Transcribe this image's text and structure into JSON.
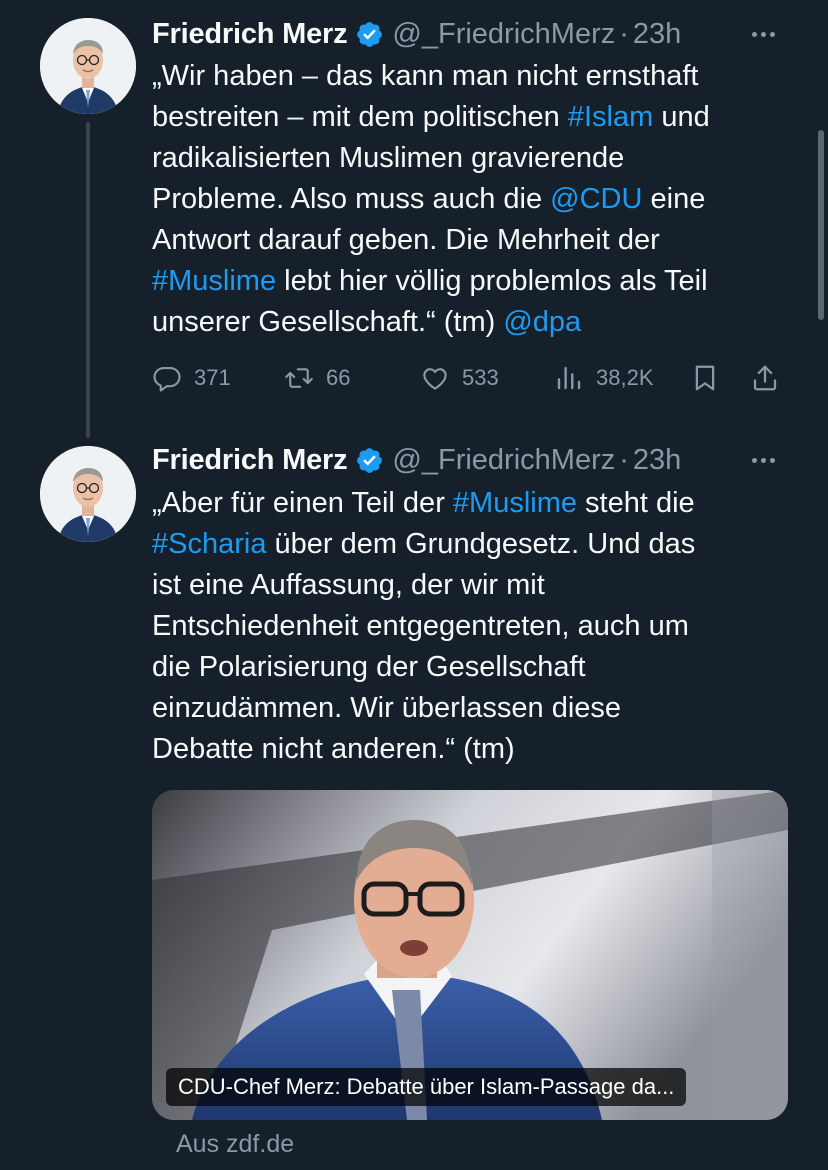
{
  "tweets": [
    {
      "author_name": "Friedrich Merz",
      "handle": "@_FriedrichMerz",
      "separator": "·",
      "time": "23h",
      "lines": [
        [
          {
            "t": "„Wir haben – das kann man nicht ernsthaft"
          }
        ],
        [
          {
            "t": "bestreiten – mit dem politischen "
          },
          {
            "t": "#Islam",
            "link": true
          },
          {
            "t": " und"
          }
        ],
        [
          {
            "t": "radikalisierten Muslimen gravierende"
          }
        ],
        [
          {
            "t": "Probleme. Also muss auch die "
          },
          {
            "t": "@CDU",
            "link": true
          },
          {
            "t": " eine"
          }
        ],
        [
          {
            "t": "Antwort darauf geben. Die Mehrheit der"
          }
        ],
        [
          {
            "t": "#Muslime",
            "link": true
          },
          {
            "t": " lebt hier völlig problemlos als Teil"
          }
        ],
        [
          {
            "t": "unserer Gesellschaft.“ (tm) "
          },
          {
            "t": "@dpa",
            "link": true
          }
        ]
      ],
      "stats": {
        "replies": "371",
        "reposts": "66",
        "likes": "533",
        "views": "38,2K"
      }
    },
    {
      "author_name": "Friedrich Merz",
      "handle": "@_FriedrichMerz",
      "separator": "·",
      "time": "23h",
      "lines": [
        [
          {
            "t": "„Aber für einen Teil der "
          },
          {
            "t": "#Muslime",
            "link": true
          },
          {
            "t": " steht die"
          }
        ],
        [
          {
            "t": "#Scharia",
            "link": true
          },
          {
            "t": " über dem Grundgesetz. Und das"
          }
        ],
        [
          {
            "t": "ist eine Auffassung, der wir mit"
          }
        ],
        [
          {
            "t": "Entschiedenheit entgegentreten, auch um"
          }
        ],
        [
          {
            "t": "die Polarisierung der Gesellschaft"
          }
        ],
        [
          {
            "t": "einzudämmen. Wir überlassen diese"
          }
        ],
        [
          {
            "t": "Debatte nicht anderen.“ (tm)"
          }
        ]
      ],
      "link_card": {
        "title": "CDU-Chef Merz: Debatte über Islam-Passage da...",
        "source": "Aus zdf.de"
      }
    }
  ],
  "icons": {
    "verified": "verified-badge-icon",
    "more": "more-options-icon",
    "reply": "reply-icon",
    "repost": "repost-icon",
    "like": "like-icon",
    "views": "views-icon",
    "bookmark": "bookmark-icon",
    "share": "share-icon"
  },
  "colors": {
    "background": "#15202b",
    "text": "#f7f9f9",
    "secondary_text": "#8b98a5",
    "link": "#1d9bf0",
    "verified": "#1d9bf0"
  }
}
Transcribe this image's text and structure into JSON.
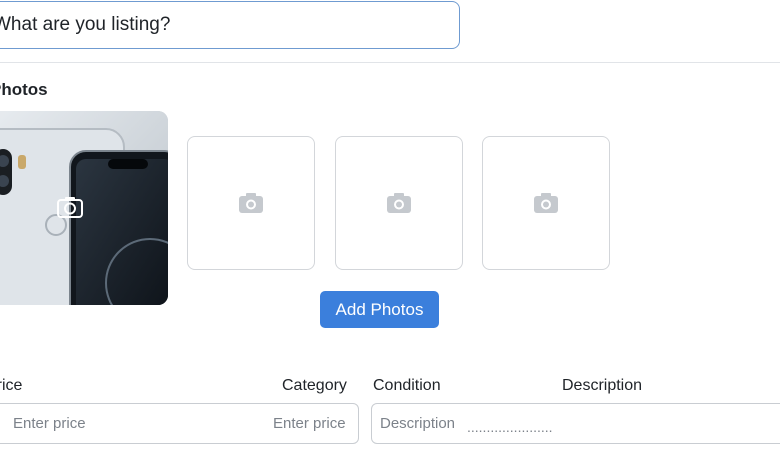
{
  "listing": {
    "title_placeholder": "What are you listing?"
  },
  "photos": {
    "section_label": "Photos",
    "main_photo_icon": "camera-icon",
    "empty_slot_icon": "camera-icon",
    "add_button_label": "Add Photos"
  },
  "fields": {
    "price_label": "Price",
    "price_placeholder": "Enter price",
    "category_label": "Category",
    "category_placeholder": "Enter price",
    "condition_label": "Condition",
    "description_label": "Description",
    "description_placeholder": "Description",
    "description_dots": "......................"
  },
  "colors": {
    "accent": "#3b7fdc",
    "input_focus_border": "#6f9bd1"
  }
}
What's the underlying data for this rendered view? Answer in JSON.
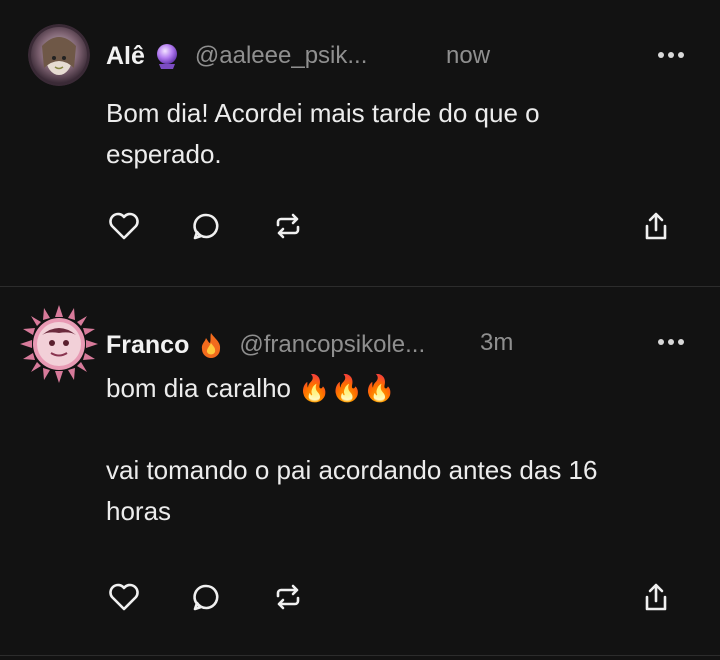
{
  "colors": {
    "background": "#121212",
    "text": "#ececec",
    "muted": "#8f8f8f",
    "divider": "#2c2c2c"
  },
  "posts": [
    {
      "name": "Alê",
      "badge_icon": "crystal-ball-icon",
      "handle": "@aaleee_psik...",
      "time": "now",
      "text_lines": [
        "Bom dia! Acordei mais tarde do que o",
        "esperado."
      ]
    },
    {
      "name": "Franco",
      "badge_icon": "fire-icon",
      "handle": "@francopsikole...",
      "time": "3m",
      "text_line1": "bom dia caralho",
      "text_line1_emoji": "🔥🔥🔥",
      "text_line2": "vai tomando o pai acordando antes das 16",
      "text_line3": "horas"
    }
  ]
}
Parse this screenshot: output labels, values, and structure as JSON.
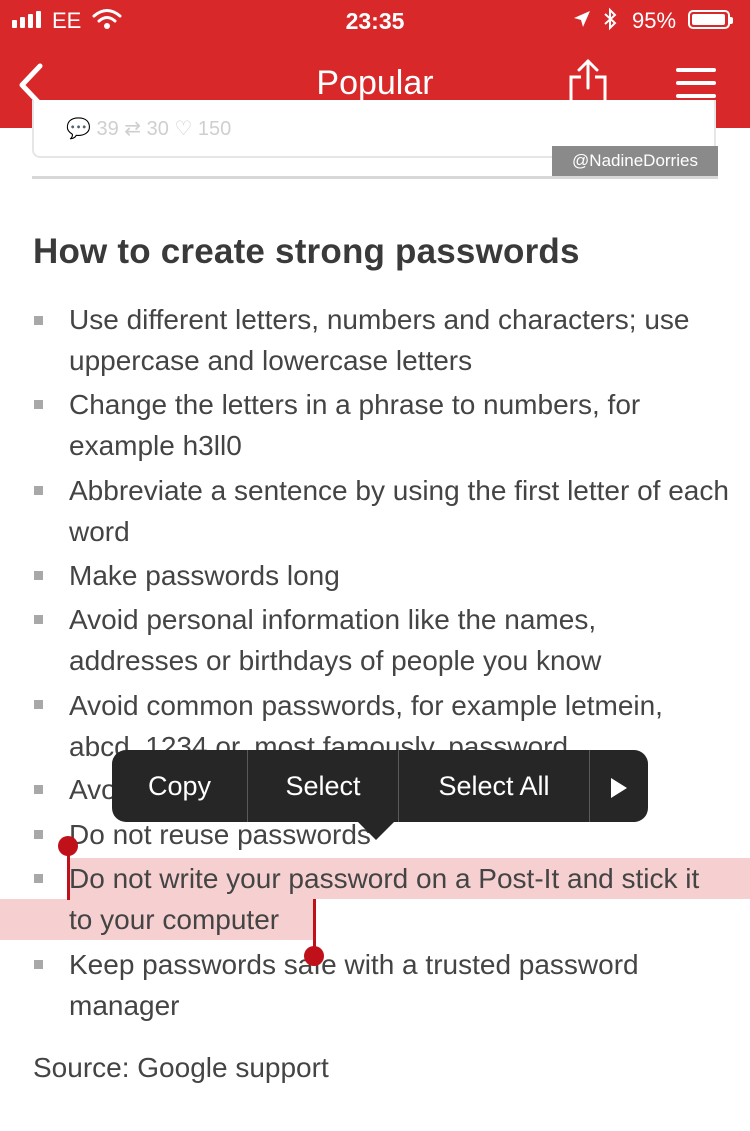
{
  "status_bar": {
    "carrier": "EE",
    "time": "23:35",
    "battery": "95%",
    "icons": [
      "signal-icon",
      "wifi-icon",
      "location-icon",
      "bluetooth-icon",
      "battery-icon"
    ]
  },
  "nav": {
    "title": "Popular",
    "back_icon": "chevron-left-icon",
    "share_icon": "share-icon",
    "menu_icon": "hamburger-menu-icon",
    "background": "#d8282a"
  },
  "card": {
    "actions": "💬 39    ⇄ 30    ♡ 150",
    "handle": "@NadineDorries"
  },
  "article": {
    "heading": "How to create strong passwords",
    "tips": [
      "Use different letters, numbers and characters; use uppercase and lowercase letters",
      "Change the letters in a phrase to numbers, for example h3ll0",
      "Abbreviate a sentence by using the first letter of each word",
      "Make passwords long",
      "Avoid personal information like the names, addresses or birthdays of people you know",
      "Avoid common passwords, for example letmein, abcd, 1234 or, most famously, password",
      "Avoid",
      "Do not reuse passwords",
      "Do not write your password on a Post-It and stick it to your computer",
      "Keep passwords safe with a trusted password manager"
    ],
    "source": "Source: Google support"
  },
  "edit_menu": {
    "copy": "Copy",
    "select": "Select",
    "select_all": "Select All",
    "more_icon": "triangle-right-icon"
  },
  "colors": {
    "accent": "#d8282a",
    "selection": "#f4c9ca",
    "menu_bg": "#262626"
  }
}
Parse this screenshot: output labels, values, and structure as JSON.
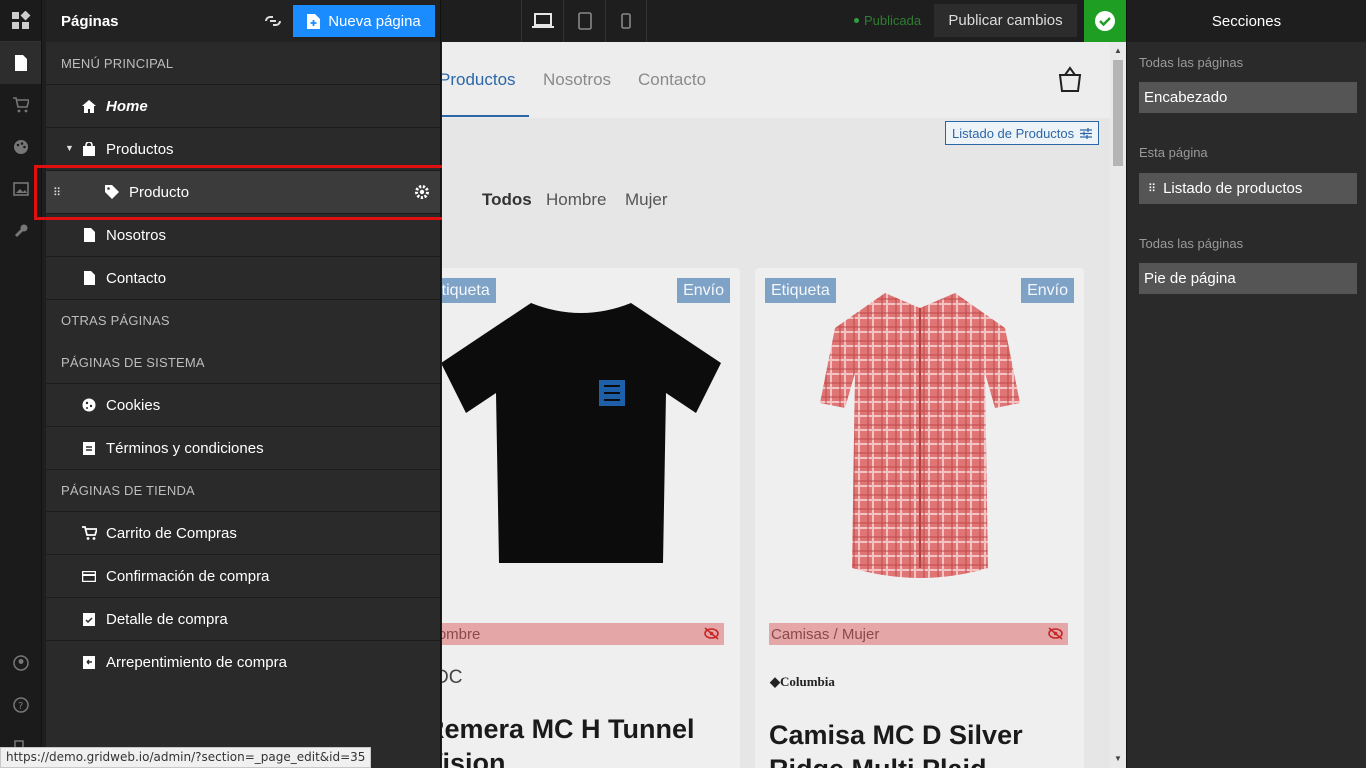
{
  "pages_panel": {
    "title": "Páginas",
    "new_page_label": "Nueva página",
    "sections": [
      {
        "label": "MENÚ PRINCIPAL"
      },
      {
        "label": "OTRAS PÁGINAS"
      },
      {
        "label": "PÁGINAS DE SISTEMA"
      },
      {
        "label": "PÁGINAS DE TIENDA"
      }
    ],
    "main_items": [
      {
        "label": "Home",
        "icon": "home-icon"
      },
      {
        "label": "Productos",
        "icon": "bag-icon"
      },
      {
        "label": "Producto",
        "icon": "tag-icon"
      },
      {
        "label": "Nosotros",
        "icon": "file-icon"
      },
      {
        "label": "Contacto",
        "icon": "file-icon"
      }
    ],
    "system_items": [
      {
        "label": "Cookies",
        "icon": "cookie-icon"
      },
      {
        "label": "Términos y condiciones",
        "icon": "clipboard-icon"
      }
    ],
    "store_items": [
      {
        "label": "Carrito de Compras",
        "icon": "cart-icon"
      },
      {
        "label": "Confirmación de compra",
        "icon": "card-icon"
      },
      {
        "label": "Detalle de compra",
        "icon": "check-clipboard-icon"
      },
      {
        "label": "Arrepentimiento de compra",
        "icon": "return-clipboard-icon"
      }
    ]
  },
  "toolbar": {
    "status": "Publicada",
    "publish_label": "Publicar cambios"
  },
  "preview": {
    "nav": [
      "Productos",
      "Nosotros",
      "Contacto"
    ],
    "block_tag": "Listado de Productos",
    "filters": [
      "Todos",
      "Hombre",
      "Mujer"
    ],
    "cards": [
      {
        "badge_left": "Etiqueta",
        "badge_right": "Envío",
        "category": "Hombre",
        "brand": "DC",
        "title": "Remera MC H Tunnel Vision"
      },
      {
        "badge_left": "Etiqueta",
        "badge_right": "Envío",
        "category": "Camisas / Mujer",
        "brand": "Columbia",
        "title": "Camisa MC D Silver Ridge Multi Plaid"
      }
    ]
  },
  "sections_panel": {
    "title": "Secciones",
    "groups": [
      {
        "label": "Todas las páginas",
        "item": "Encabezado"
      },
      {
        "label": "Esta página",
        "item": "Listado de productos"
      },
      {
        "label": "Todas las páginas",
        "item": "Pie de página"
      }
    ]
  },
  "status_url": "https://demo.gridweb.io/admin/?section=_page_edit&id=35",
  "colors": {
    "accent": "#1a8cff",
    "published": "#1e9e22",
    "highlight": "#e01010",
    "site_link": "#2b67a8"
  }
}
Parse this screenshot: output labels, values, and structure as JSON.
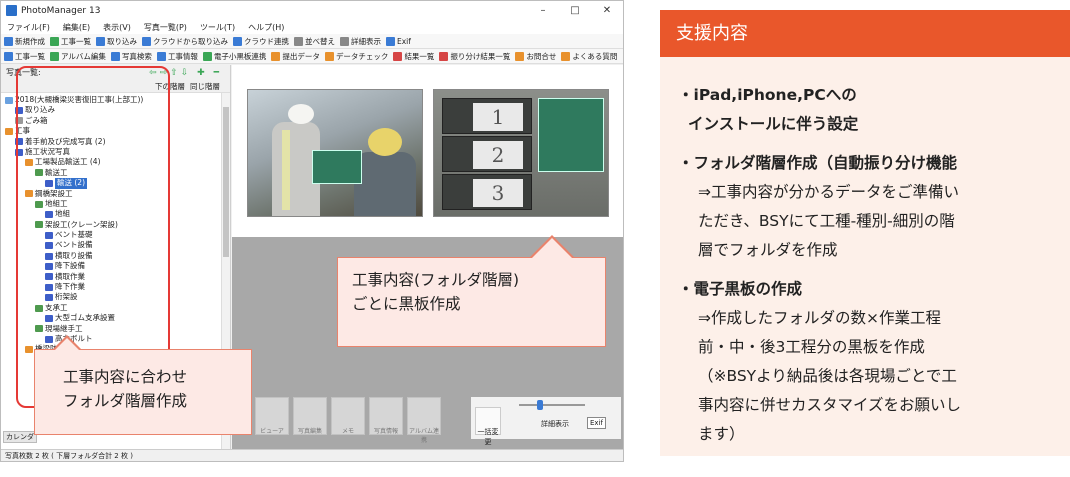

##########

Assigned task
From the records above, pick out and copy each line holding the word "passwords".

Result
    "heading": "How to create strong passwords",
      "Make passwords long",
      "Avoid common passwords, for example letmein, abcd, 1234 or, most famously, password",
      "Do not reuse passwords",
      "Keep passwords safe with a trusted password manager"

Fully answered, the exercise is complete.